Who would you say has influenced you musically along the way?
I have always been accused of being eclectic as a songwriter and that is simply because I have eclectic influences. I listen to everybody from The Beatles to Bob Dylan and The Rolling Stones to Leonard Bernstein’s West Side Story and all of the Broadway show tunes. I listen to Classical, Folk, Rock, Jazz, Pop you name it then I listen to it and I feel that there is a little bit of that in all of my music.
What was the first record that you ever bought?
The first record that I was given as a present was The Beatles White Album. However, the first record that I actually went out and bought was Last Train to Clarksville by The Monkees (laughter). Both of them are very good records and are extremely good influences too.
Who did you first see performing live in concert?
I saw some Classical stuff as a kid but the first Rock concert that I went to was to see The Allman Brothers in an outdoor concert at City College which was the university that I went to in New York.

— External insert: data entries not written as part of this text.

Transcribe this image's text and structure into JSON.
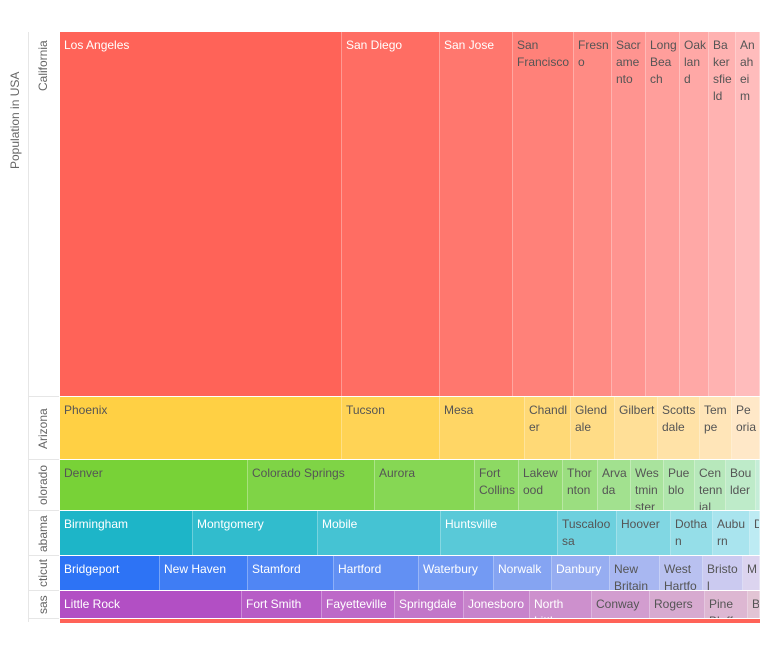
{
  "chart_data": {
    "type": "treemap",
    "root_label": "Population in USA",
    "states": [
      {
        "name": "California",
        "color_start": "#ff6358",
        "color_end": "#ffbcbc",
        "cities": [
          {
            "name": "Los Angeles",
            "value": 282
          },
          {
            "name": "San Diego",
            "value": 98
          },
          {
            "name": "San Jose",
            "value": 73
          },
          {
            "name": "San Francisco",
            "value": 61
          },
          {
            "name": "Fresno",
            "value": 38
          },
          {
            "name": "Sacramento",
            "value": 34
          },
          {
            "name": "Long Beach",
            "value": 34
          },
          {
            "name": "Oakland",
            "value": 29
          },
          {
            "name": "Bakersfield",
            "value": 27
          },
          {
            "name": "Anaheim",
            "value": 24
          }
        ]
      },
      {
        "name": "Arizona",
        "color_start": "#ffd044",
        "color_end": "#ffe8c8",
        "cities": [
          {
            "name": "Phoenix",
            "value": 282
          },
          {
            "name": "Tucson",
            "value": 98
          },
          {
            "name": "Mesa",
            "value": 85
          },
          {
            "name": "Chandler",
            "value": 46
          },
          {
            "name": "Glendale",
            "value": 44
          },
          {
            "name": "Gilbert",
            "value": 43
          },
          {
            "name": "Scottsdale",
            "value": 42
          },
          {
            "name": "Tempe",
            "value": 32
          },
          {
            "name": "Peoria",
            "value": 28
          }
        ]
      },
      {
        "name": "Colorado",
        "color_start": "#78d237",
        "color_end": "#c5edd8",
        "cities": [
          {
            "name": "Denver",
            "value": 188
          },
          {
            "name": "Colorado Springs",
            "value": 127
          },
          {
            "name": "Aurora",
            "value": 100
          },
          {
            "name": "Fort Collins",
            "value": 44
          },
          {
            "name": "Lakewood",
            "value": 44
          },
          {
            "name": "Thornton",
            "value": 35
          },
          {
            "name": "Arvada",
            "value": 33
          },
          {
            "name": "Westminster",
            "value": 33
          },
          {
            "name": "Pueblo",
            "value": 31
          },
          {
            "name": "Centennial",
            "value": 31
          },
          {
            "name": "Boulder",
            "value": 30
          },
          {
            "name": "",
            "value": 4
          }
        ]
      },
      {
        "name": "Alabama",
        "color_start": "#1db5c8",
        "color_end": "#bdebf3",
        "cities": [
          {
            "name": "Birmingham",
            "value": 133
          },
          {
            "name": "Montgomery",
            "value": 125
          },
          {
            "name": "Mobile",
            "value": 123
          },
          {
            "name": "Huntsville",
            "value": 117
          },
          {
            "name": "Tuscaloosa",
            "value": 59
          },
          {
            "name": "Hoover",
            "value": 54
          },
          {
            "name": "Dothan",
            "value": 42
          },
          {
            "name": "Auburn",
            "value": 37
          },
          {
            "name": "D",
            "value": 10
          }
        ]
      },
      {
        "name": "Connecticut",
        "color_start": "#2d73f5",
        "color_end": "#dcd4ef",
        "cities": [
          {
            "name": "Bridgeport",
            "value": 100
          },
          {
            "name": "New Haven",
            "value": 88
          },
          {
            "name": "Stamford",
            "value": 86
          },
          {
            "name": "Hartford",
            "value": 85
          },
          {
            "name": "Waterbury",
            "value": 75
          },
          {
            "name": "Norwalk",
            "value": 58
          },
          {
            "name": "Danbury",
            "value": 58
          },
          {
            "name": "New Britain",
            "value": 50
          },
          {
            "name": "West Hartford",
            "value": 43
          },
          {
            "name": "Bristol",
            "value": 40
          },
          {
            "name": "M",
            "value": 17
          }
        ]
      },
      {
        "name": "Arkansas",
        "color_start": "#b24fc4",
        "color_end": "#e2c4d4",
        "cities": [
          {
            "name": "Little Rock",
            "value": 182
          },
          {
            "name": "Fort Smith",
            "value": 80
          },
          {
            "name": "Fayetteville",
            "value": 73
          },
          {
            "name": "Springdale",
            "value": 69
          },
          {
            "name": "Jonesboro",
            "value": 66
          },
          {
            "name": "North Little Rock",
            "value": 62
          },
          {
            "name": "Conway",
            "value": 58
          },
          {
            "name": "Rogers",
            "value": 55
          },
          {
            "name": "Pine Bluff",
            "value": 43
          },
          {
            "name": "B",
            "value": 12
          }
        ]
      }
    ],
    "state_labels_shown": [
      "California",
      "Arizona",
      "olorado",
      "abama",
      "cticut",
      "sas"
    ]
  }
}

It was before Duane Allman died in a motorcycle crash so both Allman brothers were up there on stage playing. It was totally amazing. It was a huge arena which had a one second reverb so at one point Duane Allman played a lead guitar solo in harmony with himself way before we had digital delays (laughter). He was using a real actual acoustic delay in this giant arena and it was breath-taking.
What would you say has been the highlight of your career so far?
(Laughter) gee that’s a tough one. That really would have to be meeting a whole lot of talented musicians. Also getting to play and perform with my kids who are both musicians really was something for me to remember and cherish. For me to be up there on stage and to turn around to see both my son and my daughter singing and playing, seeing the audience enjoying it and getting paid for it too was a heap of fun, so I would say that’s a highlight.
You have briefly mentioned a new studio album. Do you have a date for its release?
I am currently aiming for next spring, so I would say roughly a year from now is the time that I should have it all ready to go.
Is there anything left for you to achieve?
You know what, I love doing all kinds of multi-media, video design and games because as I said earlier there is always some musical element to it, and I have already done some animated music videos to some of my songs that I am proud of. So I would like to do some more of that. Also I would love to do a musical and a feature film so they are still to be ticked off the list. I have already done some children’s musicals which have been very successful at the Edinburgh Fringe Festival, one of which was called Smelly Feet and it toured the UK to much acclaim. I do plan on doing more musicals and hopefully some film.
On that note let me thank you once again for taking the time to speak to me and I look forward to seeing you here in Nottingham.
It’s been great to speak to you Kevin, thanks for calling. All the best and I hope to see you up there in Nottingham.